Paris Fashion Week is fashion month’s cherry on the cake. The City of Love’s Fashion Week is home to many established names, juxtaposed with their younger colleagues. These younger counterparts often show their progressive view on fashion and sustainability, where established labels rely on their signature look and feel. This results in an interesting mix of designers, trends and cultures. Fashion Week translates the city into a melting pot of young and old, traditional and progressive and everything in between. Therefore, we provide daily updates about the shows, collections and the stories behind them. Today: Koché and Louis Vuitton.
Check out the complete Paris Fashion Week schedule here.
Cover photo: © Pexels
Paris Fashion Week
The great thing is that Paris Fashion Week is home to many female designers. Take for example Sarah Burton (Alexander McQueen, Claire Wright Keller (Givenchy), Stella McCartney and Virginie Viard (Chanel) – all great women who show during Paris Fashion Week. We can’t longer suppress our excitement. Luckily, we don’t have to, since PFW is in full force. Read everything about Koché and Louis Vuitton below.
Diesel’s Renzo Rosso has mentored Christelle Kocher via the ANDAM Prize during the last months. The first collection since their partnership was showed to the public at the AccorHotels Arena at Paris’ 12th arrondissement. It doesn’t come as a surprise that the first looks of Koché’s collection consisted of denim.
Koché is known for blending and mixing streetwear influences with high fashion items. This resulted in flawless and over-the-top denim skirts, suits and other perfectly fitted items. Of course, her signature slip dresses couldn’t be left behind. For this collection, it was combined with skinny jeans – Russo must have been proud.
This May, Nicholas Ghesquière will co-host the Met Gala, themed “About Time: Fashion and Duration.” With this in mind, Ghesquière created a collection with the past looking at the future in mind. That might sound cryptic, and it actually is. To clarify, it’s all about how fashion mirrors the current state of society.
Ghesquière is known for studying past times thoroughly, way better than his peers. In line with this, he like to play with contradictions.
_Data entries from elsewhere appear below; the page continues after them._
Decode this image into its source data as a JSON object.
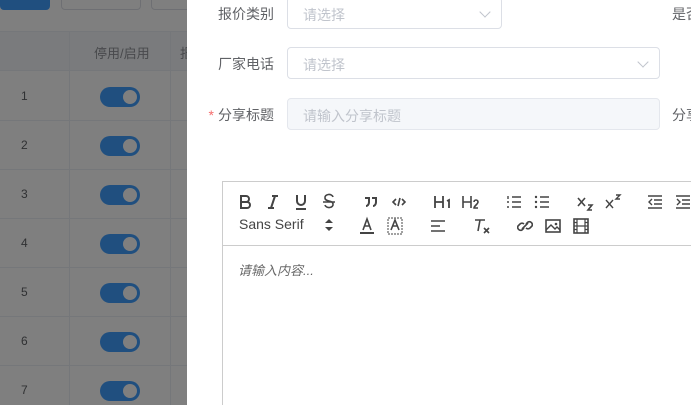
{
  "table": {
    "columns": {
      "toggle_label": "停用/启用",
      "partial_label": "报"
    },
    "rows": [
      {
        "index": "1",
        "enabled": true
      },
      {
        "index": "2",
        "enabled": true
      },
      {
        "index": "3",
        "enabled": true
      },
      {
        "index": "4",
        "enabled": true
      },
      {
        "index": "5",
        "enabled": true
      },
      {
        "index": "6",
        "enabled": true
      },
      {
        "index": "7",
        "enabled": true
      }
    ]
  },
  "form": {
    "quote_type": {
      "label": "报价类别",
      "placeholder": "请选择"
    },
    "factory_phone": {
      "label": "厂家电话",
      "placeholder": "请选择"
    },
    "share_title": {
      "label": "分享标题",
      "placeholder": "请输入分享标题",
      "required_mark": "*"
    },
    "right_partial_1": "是否",
    "right_partial_2": "分享"
  },
  "editor": {
    "font_name": "Sans Serif",
    "placeholder": "请输入内容...",
    "icons": [
      "bold-icon",
      "italic-icon",
      "underline-icon",
      "strike-icon",
      "blockquote-icon",
      "code-block-icon",
      "header-1-icon",
      "header-2-icon",
      "ordered-list-icon",
      "bullet-list-icon",
      "subscript-icon",
      "superscript-icon",
      "outdent-icon",
      "indent-icon",
      "font-color-icon",
      "background-color-icon",
      "align-icon",
      "clean-format-icon",
      "link-icon",
      "image-icon",
      "video-icon"
    ]
  },
  "colors": {
    "accent": "#409eff",
    "required": "#f56c6c",
    "overlay": "rgba(0,0,0,0.5)"
  }
}
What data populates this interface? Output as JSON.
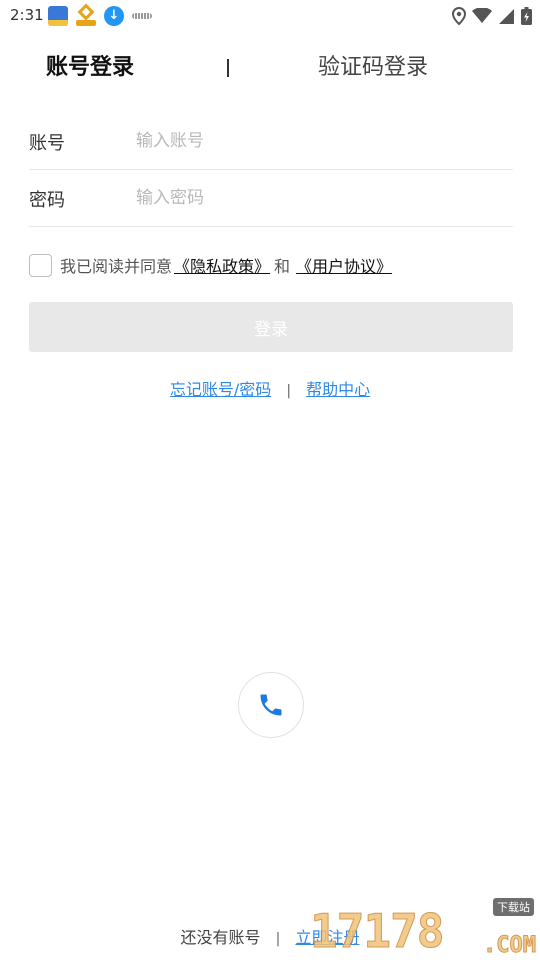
{
  "status_bar": {
    "time": "2:31",
    "notification_icons": [
      "app-icon",
      "app-icon",
      "download-icon",
      "app-icon"
    ],
    "right_icons": [
      "location-icon",
      "wifi-icon",
      "signal-icon",
      "battery-icon"
    ]
  },
  "tabs": {
    "account_login": "账号登录",
    "sms_login": "验证码登录",
    "active": "account_login"
  },
  "form": {
    "account_label": "账号",
    "account_placeholder": "输入账号",
    "account_value": "",
    "password_label": "密码",
    "password_placeholder": "输入密码",
    "password_value": ""
  },
  "agreement": {
    "checked": false,
    "prefix": "我已阅读并同意",
    "privacy_link": "《隐私政策》",
    "and_text": "和",
    "terms_link": "《用户协议》"
  },
  "login_button": {
    "label": "登录"
  },
  "help": {
    "forgot_link": "忘记账号/密码",
    "separator": "|",
    "help_center_link": "帮助中心"
  },
  "phone_button": {
    "icon": "phone-icon"
  },
  "register": {
    "text": "还没有账号",
    "separator": "|",
    "link": "立即注册"
  },
  "watermark": {
    "number": "17178",
    "tag": "下载站",
    "domain": ".COM"
  },
  "colors": {
    "link": "#2f8ae6",
    "button_disabled": "#e8e8e8",
    "phone": "#1f7ae0"
  }
}
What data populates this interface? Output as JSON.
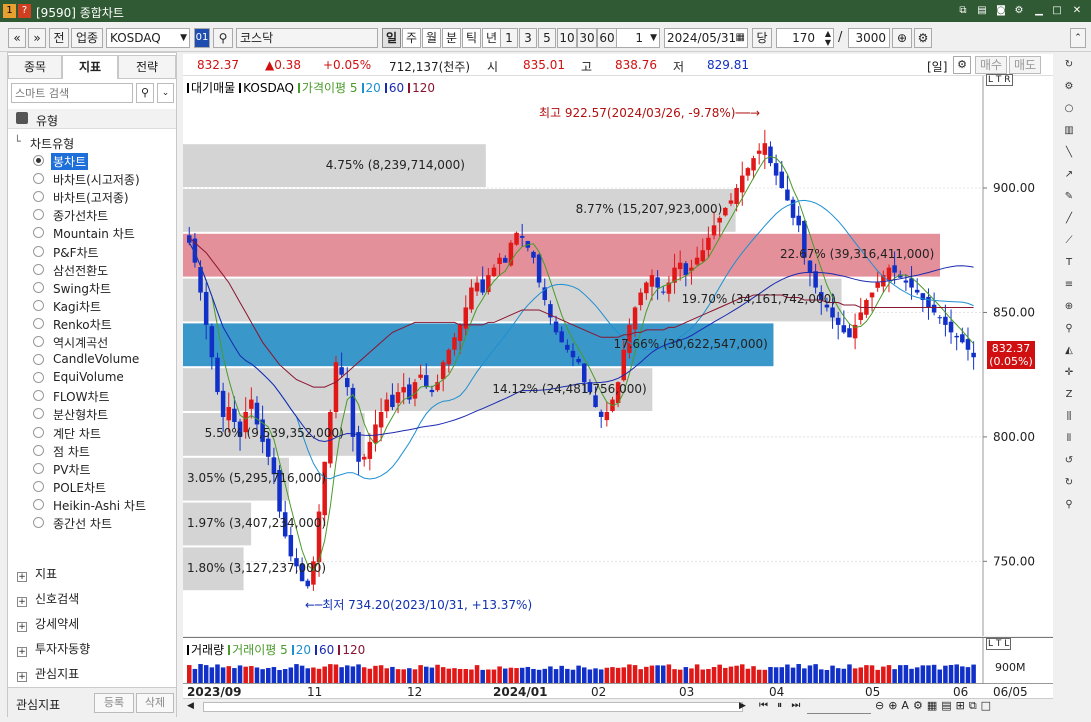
{
  "window": {
    "title": "[9590] 종합차트",
    "badge1": "1",
    "badge2": "?"
  },
  "toolbar": {
    "prev": "«",
    "next": "»",
    "jeon": "전",
    "market": "업종",
    "symbol": "KOSDAQ",
    "code_btn": "01",
    "name": "코스닥",
    "periods": [
      "일",
      "주",
      "월",
      "분",
      "틱",
      "년"
    ],
    "intervals": [
      "1",
      "3",
      "5",
      "10",
      "30",
      "60"
    ],
    "count": "1",
    "date": "2024/05/31",
    "dang": "당",
    "bars": "170",
    "slash": "/",
    "total": "3000"
  },
  "tabs": [
    "종목",
    "지표",
    "전략"
  ],
  "search": {
    "placeholder": "스마트 검색"
  },
  "tree": {
    "type_header": "유형",
    "group": "차트유형",
    "items": [
      "봉차트",
      "바차트(시고저종)",
      "바차트(고저종)",
      "종가선차트",
      "Mountain 차트",
      "P&F차트",
      "삼선전환도",
      "Swing차트",
      "Kagi차트",
      "Renko차트",
      "역시계곡선",
      "CandleVolume",
      "EquiVolume",
      "FLOW차트",
      "분산형차트",
      "계단 차트",
      "점 차트",
      "PV차트",
      "POLE차트",
      "Heikin-Ashi 차트",
      "종간선 차트"
    ],
    "selected_index": 0
  },
  "sections": [
    "지표",
    "신호검색",
    "강세약세",
    "투자자동향",
    "관심지표"
  ],
  "bottom": {
    "label": "관심지표",
    "register": "등록",
    "delete": "삭제"
  },
  "pricebar": {
    "price": "832.37",
    "change": "▲0.38",
    "pct": "+0.05%",
    "volume": "712,137(천주)",
    "open_label": "시",
    "open": "835.01",
    "high_label": "고",
    "high": "838.76",
    "low_label": "저",
    "low": "829.81",
    "period_tag": "[일]",
    "buy": "매수",
    "sell": "매도"
  },
  "legend": {
    "items": [
      {
        "text": "대기매물",
        "color": "#000000"
      },
      {
        "text": "KOSDAQ",
        "color": "#000000"
      },
      {
        "text": "가격이평 5",
        "color": "#4a9a2a"
      },
      {
        "text": "20",
        "color": "#1e8fd0"
      },
      {
        "text": "60",
        "color": "#1a2ab0"
      },
      {
        "text": "120",
        "color": "#8a1530"
      }
    ],
    "corner": "L T R"
  },
  "annotations": {
    "high": "최고 922.57(2024/03/26, -9.78%)",
    "low": "최저 734.20(2023/10/31, +13.37%)",
    "current": "832.37",
    "current_pct": "(0.05%)"
  },
  "volume_legend": {
    "items": [
      {
        "text": "거래량",
        "color": "#000000"
      },
      {
        "text": "거래이평 5",
        "color": "#4a9a2a"
      },
      {
        "text": "20",
        "color": "#1e8fd0"
      },
      {
        "text": "60",
        "color": "#1a2ab0"
      },
      {
        "text": "120",
        "color": "#8a1530"
      }
    ],
    "axis": "900M",
    "corner": "L T L"
  },
  "xaxis": {
    "labels": [
      "2023/09",
      "11",
      "12",
      "2024/01",
      "02",
      "03",
      "04",
      "05",
      "06"
    ],
    "right": "06/05"
  },
  "chart_data": {
    "type": "candlestick",
    "y_ticks": [
      750,
      800,
      850,
      900
    ],
    "ylim": [
      720,
      945
    ],
    "volume_profile": [
      {
        "low": 900,
        "high": 918,
        "pct": "4.75%",
        "vol": "(8,239,714,000)",
        "frac": 0.4
      },
      {
        "low": 882,
        "high": 900,
        "pct": "8.77%",
        "vol": "(15,207,923,000)",
        "frac": 0.73
      },
      {
        "low": 864,
        "high": 882,
        "pct": "22.67%",
        "vol": "(39,316,411,000)",
        "frac": 1.0,
        "color": "#e3909a"
      },
      {
        "low": 846,
        "high": 864,
        "pct": "19.70%",
        "vol": "(34,161,742,000)",
        "frac": 0.87
      },
      {
        "low": 828,
        "high": 846,
        "pct": "17.66%",
        "vol": "(30,622,547,000)",
        "frac": 0.78,
        "color": "#3a97c9"
      },
      {
        "low": 810,
        "high": 828,
        "pct": "14.12%",
        "vol": "(24,481,756,000)",
        "frac": 0.62
      },
      {
        "low": 792,
        "high": 810,
        "pct": "5.50%",
        "vol": "(9,539,352,000)",
        "frac": 0.24
      },
      {
        "low": 774,
        "high": 792,
        "pct": "3.05%",
        "vol": "(5,295,716,000)",
        "frac": 0.14
      },
      {
        "low": 756,
        "high": 774,
        "pct": "1.97%",
        "vol": "(3,407,234,000)",
        "frac": 0.09
      },
      {
        "low": 738,
        "high": 756,
        "pct": "1.80%",
        "vol": "(3,127,237,000)",
        "frac": 0.08
      }
    ],
    "closes": [
      878,
      870,
      858,
      845,
      832,
      818,
      808,
      812,
      806,
      800,
      810,
      815,
      805,
      798,
      792,
      785,
      770,
      760,
      752,
      748,
      742,
      740,
      750,
      770,
      790,
      810,
      830,
      825,
      820,
      800,
      790,
      792,
      798,
      805,
      810,
      815,
      812,
      818,
      820,
      815,
      822,
      825,
      820,
      818,
      822,
      830,
      835,
      840,
      845,
      852,
      860,
      862,
      858,
      865,
      868,
      872,
      870,
      878,
      882,
      880,
      876,
      872,
      862,
      855,
      848,
      842,
      838,
      835,
      832,
      830,
      822,
      818,
      812,
      808,
      810,
      815,
      822,
      835,
      845,
      852,
      858,
      862,
      865,
      860,
      858,
      862,
      868,
      870,
      865,
      868,
      872,
      875,
      880,
      885,
      888,
      892,
      895,
      900,
      905,
      908,
      912,
      915,
      918,
      910,
      905,
      900,
      895,
      888,
      885,
      872,
      866,
      860,
      855,
      852,
      848,
      845,
      842,
      840,
      845,
      850,
      855,
      858,
      862,
      865,
      868,
      866,
      864,
      862,
      860,
      858,
      855,
      852,
      850,
      848,
      845,
      842,
      840,
      838,
      835,
      832
    ],
    "ma120": [
      880,
      878,
      876,
      874,
      871,
      868,
      865,
      862,
      858,
      854,
      850,
      846,
      842,
      838,
      835,
      832,
      829,
      827,
      825,
      823,
      822,
      821,
      820,
      820,
      820,
      821,
      822,
      824,
      826,
      828,
      830,
      832,
      834,
      836,
      838,
      840,
      842,
      843,
      844,
      845,
      846,
      846,
      846,
      846,
      846,
      846,
      846,
      846,
      845,
      845,
      845,
      845,
      845,
      846,
      846,
      847,
      848,
      849,
      850,
      851,
      851,
      851,
      851,
      850,
      849,
      848,
      847,
      846,
      845,
      844,
      843,
      842,
      841,
      840,
      840,
      840,
      840,
      841,
      841,
      842,
      842,
      843,
      843,
      843,
      843,
      844,
      844,
      845,
      846,
      847,
      848,
      849,
      850,
      851,
      852,
      853,
      854,
      855,
      856,
      856,
      857,
      857,
      857,
      857,
      857,
      857,
      856,
      856,
      856,
      855,
      855,
      855,
      855,
      854,
      854,
      854,
      853,
      853,
      853,
      852,
      852,
      852,
      852,
      852,
      852,
      852,
      852,
      852,
      852,
      852,
      852,
      852,
      852,
      852,
      852,
      852,
      852,
      852,
      852,
      852
    ]
  }
}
In this collection, he let petticoats clash with sportive parkas and so on. These parkas were most striking and characteristic for our time. Despite that Virgil Abloh earlier stated that “streetwear is dead”, Ghesquière proved him wrong.